There is no specific treatment or vaccine available at this time, although the symptoms can be treated. Health care professionals are hard at work on this issue.
Current Zika prevention is focused primarily around the Aedes aegypti mosquitoes that carry it. Prevention methods include insect repellent, bed nets, fumigation, regularly changing standing water, and cleaning areas that hold standing water. Mosquito-eating organisms such as fish, turtles and copepods can also be introduced to water sources to eat the mosquito larvae.
At this point, scientists are convinced of the connection between Zika and the birth of babies with microcephaly. Health experts believe that mothers infected by the virus can pass it in utero to their unborn children, causing birth defects, although they do not yet know for certain which stages pregnancy might leave the child the most susceptible. Microcephaly results in an abnormally small head, and can lead to brain damage, seizure disorders, vision and hearing loss, feeding problems, and shortened life-span.

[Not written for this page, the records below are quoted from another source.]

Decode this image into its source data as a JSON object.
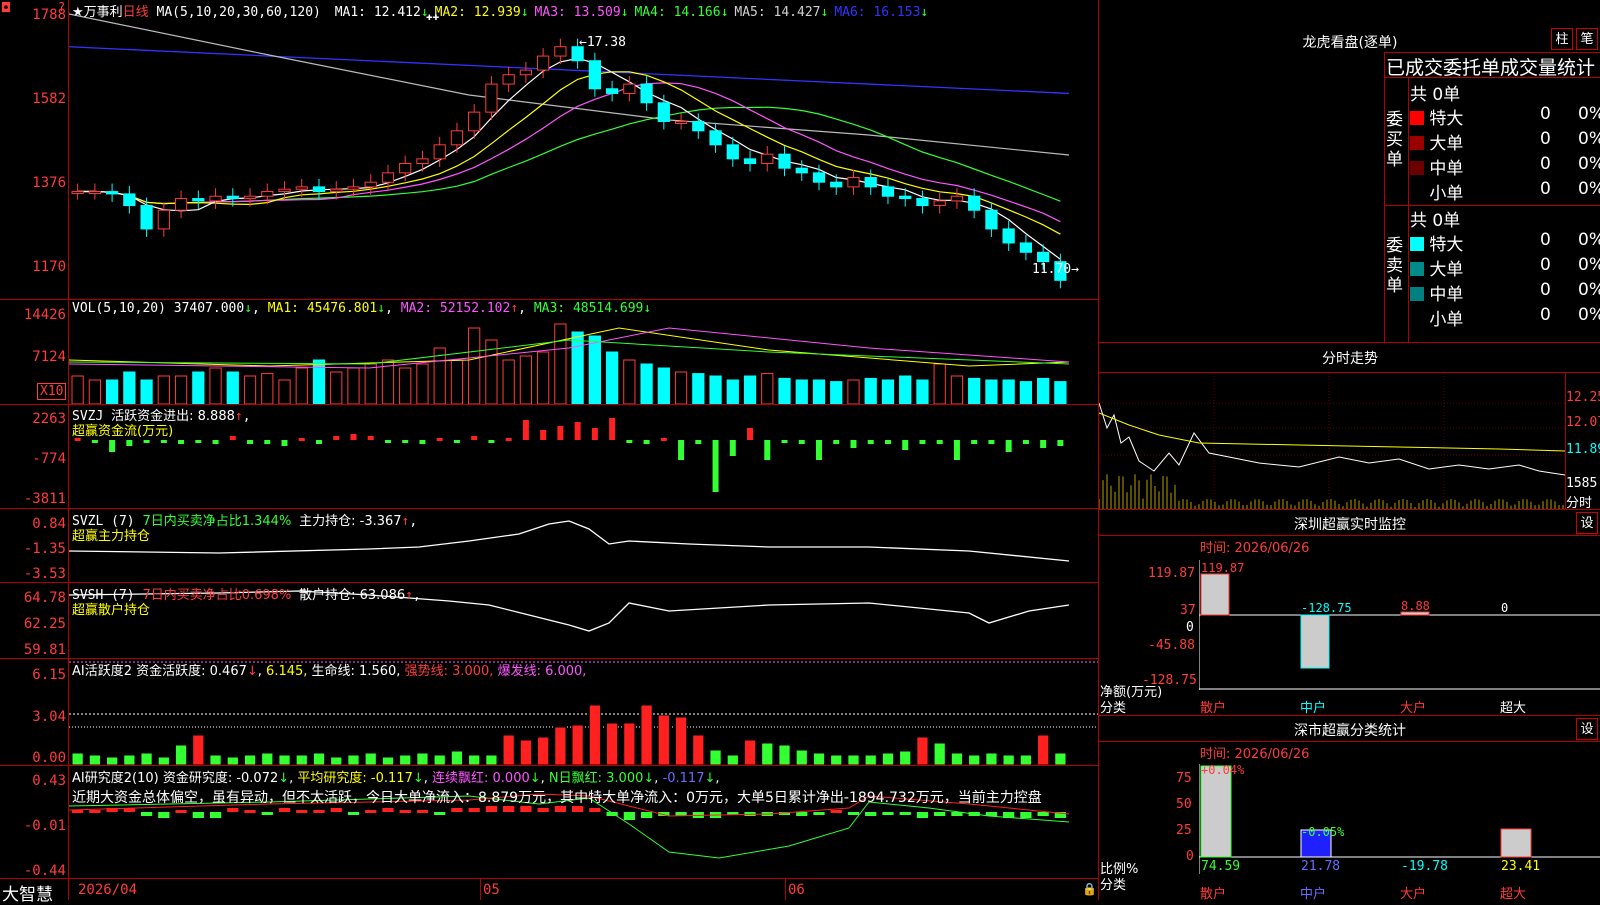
{
  "header": {
    "stock_name": "★万事利",
    "period": "日线",
    "ma_label": "MA(5,10,20,30,60,120)",
    "ma": [
      {
        "name": "MA1",
        "value": "12.412",
        "dir": "↓",
        "color": "#ffffff"
      },
      {
        "name": "MA2",
        "value": "12.939",
        "dir": "↓",
        "color": "#ffff00"
      },
      {
        "name": "MA3",
        "value": "13.509",
        "dir": "↓",
        "color": "#ff55ff"
      },
      {
        "name": "MA4",
        "value": "14.166",
        "dir": "↓",
        "color": "#33ff33"
      },
      {
        "name": "MA5",
        "value": "14.427",
        "dir": "↓",
        "color": "#cfcfcf"
      },
      {
        "name": "MA6",
        "value": "16.153",
        "dir": "↓",
        "color": "#3333ff"
      }
    ],
    "high_mark": "17.38",
    "low_mark": "11.70"
  },
  "price_axis": [
    "1788",
    "1582",
    "1376",
    "1170"
  ],
  "volume": {
    "label": "VOL(5,10,20)",
    "value": "37407.000",
    "ma1": "MA1: 45476.801",
    "ma2": "MA2: 52152.102",
    "ma3": "MA3: 48514.699",
    "axis": [
      "14426",
      "7124"
    ],
    "unit": "X10"
  },
  "svzj": {
    "label": "SVZJ",
    "text": "活跃资金进出: 8.888",
    "subtitle": "超赢资金流(万元)",
    "axis": [
      "2263",
      "-774",
      "-3811"
    ]
  },
  "svzl": {
    "label": "SVZL (7)",
    "ratio": "7日内买卖净占比1.344%",
    "hold": "主力持仓: -3.367",
    "subtitle": "超赢主力持仓",
    "axis": [
      "0.84",
      "-1.35",
      "-3.53"
    ]
  },
  "svsh": {
    "label": "SVSH (7)",
    "ratio": "7日内买卖净占比0.698%",
    "hold": "散户持仓: 63.086",
    "subtitle": "超赢散户持仓",
    "axis": [
      "64.78",
      "62.25",
      "59.81"
    ]
  },
  "ai_active": {
    "label": "AI活跃度2",
    "t1": "资金活跃度: 0.467",
    "t2": "6.145,",
    "t3": "生命线: 1.560,",
    "t4": "强势线: 3.000,",
    "t5": "爆发线: 6.000,",
    "axis": [
      "6.15",
      "3.04",
      "0.00"
    ]
  },
  "ai_research": {
    "label": "AI研究度2(10)",
    "t1": "资金研究度: -0.072",
    "t2": "平均研究度: -0.117",
    "t3": "连续飘红: 0.000",
    "t4": "N日飘红: 3.000",
    "t5": "-0.117",
    "summary": "近期大资金总体偏空，虽有异动，但不太活跃，今日大单净流入：8.879万元，其中特大单净流入：0万元，大单5日累计净出-1894.732万元，当前主力控盘",
    "axis": [
      "0.43",
      "-0.01",
      "-0.44"
    ]
  },
  "date_axis": {
    "d1": "2026/04",
    "d2": "05",
    "d3": "06"
  },
  "brand": "大智慧",
  "dragon_tiger": {
    "title": "龙虎看盘(逐单)",
    "btn1": "柱",
    "btn2": "笔",
    "header": "已成交委托单成交量统计",
    "buy_label": "委买单",
    "sell_label": "委卖单",
    "buy_total": "共 0单",
    "sell_total": "共 0单",
    "buy_rows": [
      {
        "label": "特大",
        "count": "0",
        "pct": "0%",
        "color": "#ff0000"
      },
      {
        "label": "大单",
        "count": "0",
        "pct": "0%",
        "color": "#9b0000"
      },
      {
        "label": "中单",
        "count": "0",
        "pct": "0%",
        "color": "#6b0000"
      },
      {
        "label": "小单",
        "count": "0",
        "pct": "0%",
        "color": "#000000"
      }
    ],
    "sell_rows": [
      {
        "label": "特大",
        "count": "0",
        "pct": "0%",
        "color": "#00ffff"
      },
      {
        "label": "大单",
        "count": "0",
        "pct": "0%",
        "color": "#008b8b"
      },
      {
        "label": "中单",
        "count": "0",
        "pct": "0%",
        "color": "#008080"
      },
      {
        "label": "小单",
        "count": "0",
        "pct": "0%",
        "color": "#000000"
      }
    ]
  },
  "intraday": {
    "title": "分时走势",
    "axis": [
      "12.25",
      "12.07",
      "11.89",
      "1585"
    ],
    "unit": "分时"
  },
  "sz_monitor": {
    "title": "深圳超赢实时监控",
    "btn": "设",
    "time": "时间: 2026/06/26",
    "axis": [
      "119.87",
      "37",
      "0",
      "-45.88",
      "-128.75"
    ],
    "ylabel": "净额(万元)",
    "xlabel": "分类",
    "values": [
      "119.87",
      "-128.75",
      "8.88",
      "0"
    ],
    "categories": [
      "散户",
      "中户",
      "大户",
      "超大"
    ]
  },
  "sz_class": {
    "title": "深市超赢分类统计",
    "btn": "设",
    "time": "时间: 2026/06/26",
    "axis": [
      "75",
      "50",
      "25",
      "0"
    ],
    "ylabel": "比例%",
    "xlabel": "分类",
    "tops": [
      "+0.04%",
      "-0.05%"
    ],
    "values": [
      "74.59",
      "21.78",
      "-19.78",
      "23.41"
    ],
    "categories": [
      "散户",
      "中户",
      "大户",
      "超大"
    ]
  }
}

As we move into the future, the best methods of mosquito eradication will likely be biological ones. Operation Blessing first utilized fish as a means of battling mosquitoes in post-Katrina New Orleans. After the hurricane, thousands of swimming pools across the city had been abandoned, creating the perfect mosquito breeding ground. Operation Blessing placed mosquito larvae eating fish in the pools, drastically reducing the mosquito population and averting further crisis.
Since then we have continued our biological mosquito control research around the globe with mosquito-eating fish, juvenile turtles and small crustaceans called copepods, creating our Operation Blessing “Bug-Busters Dream Team.” All of these creatures are powerful weapons against mosquitoes, devouring their larvae before they can grow into deadly adults.

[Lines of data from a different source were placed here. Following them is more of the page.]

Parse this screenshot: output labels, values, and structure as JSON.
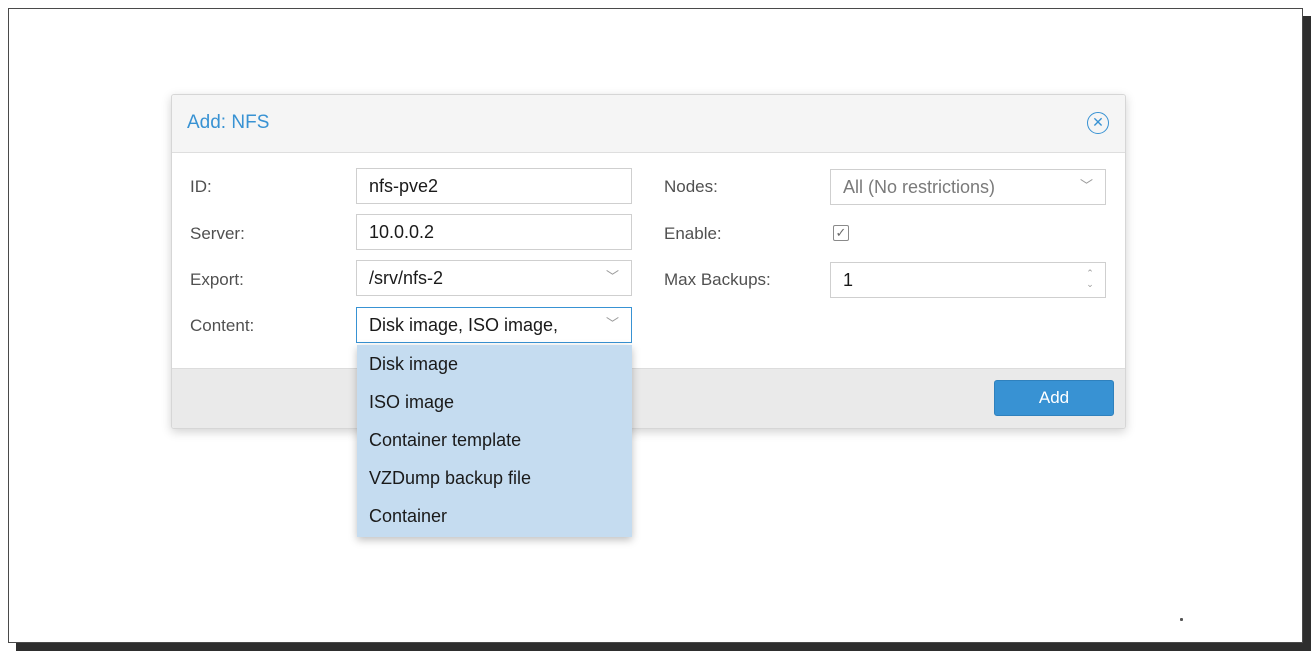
{
  "dialog": {
    "title": "Add: NFS",
    "close_icon": "close-circle-icon",
    "add_label": "Add"
  },
  "form": {
    "id_label": "ID:",
    "id_value": "nfs-pve2",
    "server_label": "Server:",
    "server_value": "10.0.0.2",
    "export_label": "Export:",
    "export_value": "/srv/nfs-2",
    "content_label": "Content:",
    "content_value": "Disk image, ISO image,",
    "nodes_label": "Nodes:",
    "nodes_value": "All (No restrictions)",
    "enable_label": "Enable:",
    "enable_checked": true,
    "maxbackups_label": "Max Backups:",
    "maxbackups_value": "1"
  },
  "content_options": [
    "Disk image",
    "ISO image",
    "Container template",
    "VZDump backup file",
    "Container"
  ],
  "colors": {
    "accent": "#3892d3",
    "dropdown_bg": "#c5dcf0"
  }
}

Unlike DDT and other chemical agents with their dangerous side effects such as cancer, infertility, miscarriage, developmental delay and damage to the nervous system and liver, these animals can be safely introduced into human environments. In fact, copepods have nearly eradicated the Aedes aegypti mosquitoes that were responsible for spreading dengue fever in Vietnam—the same mosquito behind the current Zika outbreak in Latin America.
Zika is carried by a mosquito known as Aedes aegypti or its first cousin the Aedes albopictus (Asian Tiger Mosquito). These tiny, quick mosquitoes are black with white stripes that are hard to see with the naked eye. Their favorite place to live is in houses close to people, or buildings where animals are kept. They often breed in the water basins kept in homes in Latin America. The mosquitoes bite both day and night, and they hide in closets, laundry baskets, wardrobes, or almost any dark spot in the home. Because they are so small, it is possible for a person to be bitten multiple times without realizing it.
Viruses like Zika are transmitted by the adult female Aedes mosquito. She bites because she requires a blood meal every day or so to nurture the eggs inside her body. During her brief life of just a few weeks, she lays eggs 3-5 times with approximately 100 eggs in a batch. She spreads the eggs around, gluing them to the sides of containers close to water level. The eggs hatch when they get wet, and larvae emerge after a few days, developing into pupae, and finally into flying insects. The resilient eggs can lay dormant for many months and still produce mosquitoes. However, it takes about six days for the larvae to become an adult, so if water is changed regularly, mosquitoes cannot reproduce.